START Records to use

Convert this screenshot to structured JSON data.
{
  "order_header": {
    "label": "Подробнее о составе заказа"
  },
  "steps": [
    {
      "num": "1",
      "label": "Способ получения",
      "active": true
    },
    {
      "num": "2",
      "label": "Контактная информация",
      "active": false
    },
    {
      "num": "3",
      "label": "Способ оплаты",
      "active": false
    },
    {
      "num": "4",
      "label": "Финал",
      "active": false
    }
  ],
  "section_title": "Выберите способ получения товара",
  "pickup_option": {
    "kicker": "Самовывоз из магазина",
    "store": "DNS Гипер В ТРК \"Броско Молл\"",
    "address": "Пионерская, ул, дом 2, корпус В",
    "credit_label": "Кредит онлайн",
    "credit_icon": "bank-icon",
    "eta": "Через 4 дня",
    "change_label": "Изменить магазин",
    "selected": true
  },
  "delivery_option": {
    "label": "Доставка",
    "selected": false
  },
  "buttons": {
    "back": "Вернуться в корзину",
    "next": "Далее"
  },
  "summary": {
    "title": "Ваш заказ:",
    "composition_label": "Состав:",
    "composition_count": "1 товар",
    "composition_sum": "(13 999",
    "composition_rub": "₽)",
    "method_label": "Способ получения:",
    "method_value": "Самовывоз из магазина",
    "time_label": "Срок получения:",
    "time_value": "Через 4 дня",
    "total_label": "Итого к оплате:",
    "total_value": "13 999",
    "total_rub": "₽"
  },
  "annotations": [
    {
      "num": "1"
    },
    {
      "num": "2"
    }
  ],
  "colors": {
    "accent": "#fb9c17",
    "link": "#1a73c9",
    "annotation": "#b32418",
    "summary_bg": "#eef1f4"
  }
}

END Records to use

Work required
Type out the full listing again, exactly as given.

Response area
Convert this screenshot to structured JSON data.
{
  "order_header": {
    "label": "Подробнее о составе заказа"
  },
  "steps": [
    {
      "num": "1",
      "label": "Способ получения",
      "active": true
    },
    {
      "num": "2",
      "label": "Контактная информация",
      "active": false
    },
    {
      "num": "3",
      "label": "Способ оплаты",
      "active": false
    },
    {
      "num": "4",
      "label": "Финал",
      "active": false
    }
  ],
  "section_title": "Выберите способ получения товара",
  "pickup_option": {
    "kicker": "Самовывоз из магазина",
    "store": "DNS Гипер В ТРК \"Броско Молл\"",
    "address": "Пионерская, ул, дом 2, корпус В",
    "credit_label": "Кредит онлайн",
    "credit_icon": "bank-icon",
    "eta": "Через 4 дня",
    "change_label": "Изменить магазин",
    "selected": true
  },
  "delivery_option": {
    "label": "Доставка",
    "selected": false
  },
  "buttons": {
    "back": "Вернуться в корзину",
    "next": "Далее"
  },
  "summary": {
    "title": "Ваш заказ:",
    "composition_label": "Состав:",
    "composition_count": "1 товар",
    "composition_sum": "(13 999",
    "composition_rub": "₽)",
    "method_label": "Способ получения:",
    "method_value": "Самовывоз из магазина",
    "time_label": "Срок получения:",
    "time_value": "Через 4 дня",
    "total_label": "Итого к оплате:",
    "total_value": "13 999",
    "total_rub": "₽"
  },
  "annotations": [
    {
      "num": "1"
    },
    {
      "num": "2"
    }
  ],
  "colors": {
    "accent": "#fb9c17",
    "link": "#1a73c9",
    "annotation": "#b32418",
    "summary_bg": "#eef1f4"
  }
}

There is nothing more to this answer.